At the least, it is very badly worded, and I'm not so sure the available power can be calculated. The flow velocity is given as a constant. Indeed, in a pipe of constant radius and an incompressible fluid, the linear velocity is necessarily constant.
I'm certainly no expert on this topic, so I could have this wrong, but from looking at Bernoulli's equation it seems to me that the power comes from the pressure difference multiplied by the area and the velocity, and we have no way to know the pressure difference.

Edit: following Nidum's link, I see this is a run-of-river installation. Even so, there needs to be a pressure differential.
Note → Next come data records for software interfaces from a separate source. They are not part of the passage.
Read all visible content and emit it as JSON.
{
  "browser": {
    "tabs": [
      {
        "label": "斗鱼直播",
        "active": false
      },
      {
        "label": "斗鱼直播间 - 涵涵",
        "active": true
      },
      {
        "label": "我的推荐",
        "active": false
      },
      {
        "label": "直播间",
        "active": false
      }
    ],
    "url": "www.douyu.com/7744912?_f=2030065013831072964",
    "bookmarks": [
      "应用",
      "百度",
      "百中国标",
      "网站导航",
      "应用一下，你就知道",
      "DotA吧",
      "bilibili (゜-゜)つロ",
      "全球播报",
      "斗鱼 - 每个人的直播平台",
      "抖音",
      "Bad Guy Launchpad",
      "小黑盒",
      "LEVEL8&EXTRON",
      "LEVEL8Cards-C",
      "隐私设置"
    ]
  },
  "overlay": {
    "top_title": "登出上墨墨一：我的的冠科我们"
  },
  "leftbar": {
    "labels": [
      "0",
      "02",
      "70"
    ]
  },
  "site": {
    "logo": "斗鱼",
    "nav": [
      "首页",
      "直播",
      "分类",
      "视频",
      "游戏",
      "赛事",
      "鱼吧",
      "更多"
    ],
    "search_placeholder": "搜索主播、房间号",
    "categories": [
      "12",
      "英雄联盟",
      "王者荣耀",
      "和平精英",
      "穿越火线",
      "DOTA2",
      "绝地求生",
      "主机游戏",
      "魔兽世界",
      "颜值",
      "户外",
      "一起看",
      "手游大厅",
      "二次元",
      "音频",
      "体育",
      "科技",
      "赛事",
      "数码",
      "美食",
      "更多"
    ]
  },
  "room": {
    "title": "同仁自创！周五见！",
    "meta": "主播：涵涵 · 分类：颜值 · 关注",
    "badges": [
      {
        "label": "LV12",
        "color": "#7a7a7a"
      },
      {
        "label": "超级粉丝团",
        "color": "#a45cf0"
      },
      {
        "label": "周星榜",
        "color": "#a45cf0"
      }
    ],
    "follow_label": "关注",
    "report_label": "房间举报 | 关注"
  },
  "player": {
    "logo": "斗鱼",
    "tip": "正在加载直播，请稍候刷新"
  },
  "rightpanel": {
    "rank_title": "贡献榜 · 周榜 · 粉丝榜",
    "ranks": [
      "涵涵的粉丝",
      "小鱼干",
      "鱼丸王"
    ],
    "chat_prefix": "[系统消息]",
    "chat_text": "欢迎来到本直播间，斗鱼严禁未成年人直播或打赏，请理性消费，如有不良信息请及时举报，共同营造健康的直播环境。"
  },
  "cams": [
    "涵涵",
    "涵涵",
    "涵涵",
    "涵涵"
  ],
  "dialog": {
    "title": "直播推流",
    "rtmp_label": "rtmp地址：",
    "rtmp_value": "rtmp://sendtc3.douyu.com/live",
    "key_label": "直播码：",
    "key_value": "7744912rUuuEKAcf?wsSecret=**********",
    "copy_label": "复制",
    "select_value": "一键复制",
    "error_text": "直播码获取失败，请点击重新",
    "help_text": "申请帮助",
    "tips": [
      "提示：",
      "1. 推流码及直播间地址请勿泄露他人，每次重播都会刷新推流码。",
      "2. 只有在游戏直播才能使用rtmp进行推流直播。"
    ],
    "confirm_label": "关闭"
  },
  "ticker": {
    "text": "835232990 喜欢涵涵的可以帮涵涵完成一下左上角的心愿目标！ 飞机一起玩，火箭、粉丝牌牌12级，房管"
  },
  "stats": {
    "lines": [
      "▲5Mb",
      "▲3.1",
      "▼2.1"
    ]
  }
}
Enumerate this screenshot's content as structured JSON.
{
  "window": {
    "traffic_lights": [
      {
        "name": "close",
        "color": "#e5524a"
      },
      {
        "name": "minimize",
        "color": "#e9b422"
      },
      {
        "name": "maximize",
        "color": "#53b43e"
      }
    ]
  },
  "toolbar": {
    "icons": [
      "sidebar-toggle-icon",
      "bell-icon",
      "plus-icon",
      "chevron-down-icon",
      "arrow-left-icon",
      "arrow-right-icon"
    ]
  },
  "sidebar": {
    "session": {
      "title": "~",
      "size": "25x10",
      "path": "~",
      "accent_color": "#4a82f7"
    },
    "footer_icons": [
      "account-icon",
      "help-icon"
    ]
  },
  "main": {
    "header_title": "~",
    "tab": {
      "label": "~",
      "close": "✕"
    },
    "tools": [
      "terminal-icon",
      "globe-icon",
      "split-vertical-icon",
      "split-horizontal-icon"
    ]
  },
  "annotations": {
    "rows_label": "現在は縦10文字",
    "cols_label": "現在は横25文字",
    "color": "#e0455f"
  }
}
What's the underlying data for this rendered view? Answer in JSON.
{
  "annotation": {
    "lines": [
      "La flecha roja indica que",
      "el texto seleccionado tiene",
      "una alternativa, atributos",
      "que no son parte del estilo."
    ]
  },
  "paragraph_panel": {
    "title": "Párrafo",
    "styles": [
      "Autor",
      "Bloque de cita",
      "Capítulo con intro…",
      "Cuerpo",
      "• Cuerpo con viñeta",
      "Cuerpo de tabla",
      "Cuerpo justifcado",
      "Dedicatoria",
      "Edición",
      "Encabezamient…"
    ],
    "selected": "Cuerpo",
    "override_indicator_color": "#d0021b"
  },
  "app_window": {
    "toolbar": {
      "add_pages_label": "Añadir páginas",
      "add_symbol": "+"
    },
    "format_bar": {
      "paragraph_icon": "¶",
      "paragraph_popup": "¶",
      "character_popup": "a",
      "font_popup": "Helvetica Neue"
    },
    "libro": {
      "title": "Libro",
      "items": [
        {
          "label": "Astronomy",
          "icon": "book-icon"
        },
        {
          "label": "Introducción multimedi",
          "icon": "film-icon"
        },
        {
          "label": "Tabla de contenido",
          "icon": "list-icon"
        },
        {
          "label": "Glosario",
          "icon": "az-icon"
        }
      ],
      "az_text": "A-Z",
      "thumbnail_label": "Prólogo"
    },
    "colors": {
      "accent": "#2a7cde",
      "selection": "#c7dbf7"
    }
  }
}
See e.g. http://www.climatetechwiki.org/technology/ror.

Betz' Law is for compressible flows, I believe.
You know the linear speed and the cross-sectional area.

Last edited: Feb 6, 2017
7. Feb 6, 2017

Nidum

This problem relates to a submerged axial flow turbine .

Not very accurate but mass flow of water could be estimated from the given flow velocity and the turbine diameter .

8. Feb 7, 2017

Ceesa

Extensive googling has revealed that the instructor accidentally left off a sentence at the end of the question, therefore there wasn't enough information in the problem to solve it. Case closed.

9. Feb 7, 2017

haruspex

Yes, it seems to be a popular question. Here's the missing info. It is quite bizarre and misleading:
"Assume that the energy delivered per revolution is equal to the rotational kinetic energy of the turbine. "

10. Feb 7, 2017

jbriggs444

Wow. Bizarre and misleading indeed. Thank you for tracking that down and adding it to the thread.

11. Feb 7, 2017

jbriggs444

I finally got around to looking this one up. Betz' law holds for incompressible flows. Flowing water is suitably incompressible, of course. Blowing wind is also approximately incompressible in most relevant applications.

12. Feb 7, 2017

haruspex

Ok, thanks.

13. Feb 8, 2017

haruspex

I followed up on the Betz law derivation. It assumes that the energy comes from the loss of KE in the stream. That would apply if you simply lowered a turbine into a wider stream of flowing water, so that there is essentially no pressure difference each side. But even run-of-river turbines do not work that way. They use a leet from further upstream so as to get a pressure head. The turbine itself is in a tubular enclosure, so there can be no velocity drop through it.

14. Feb 8, 2017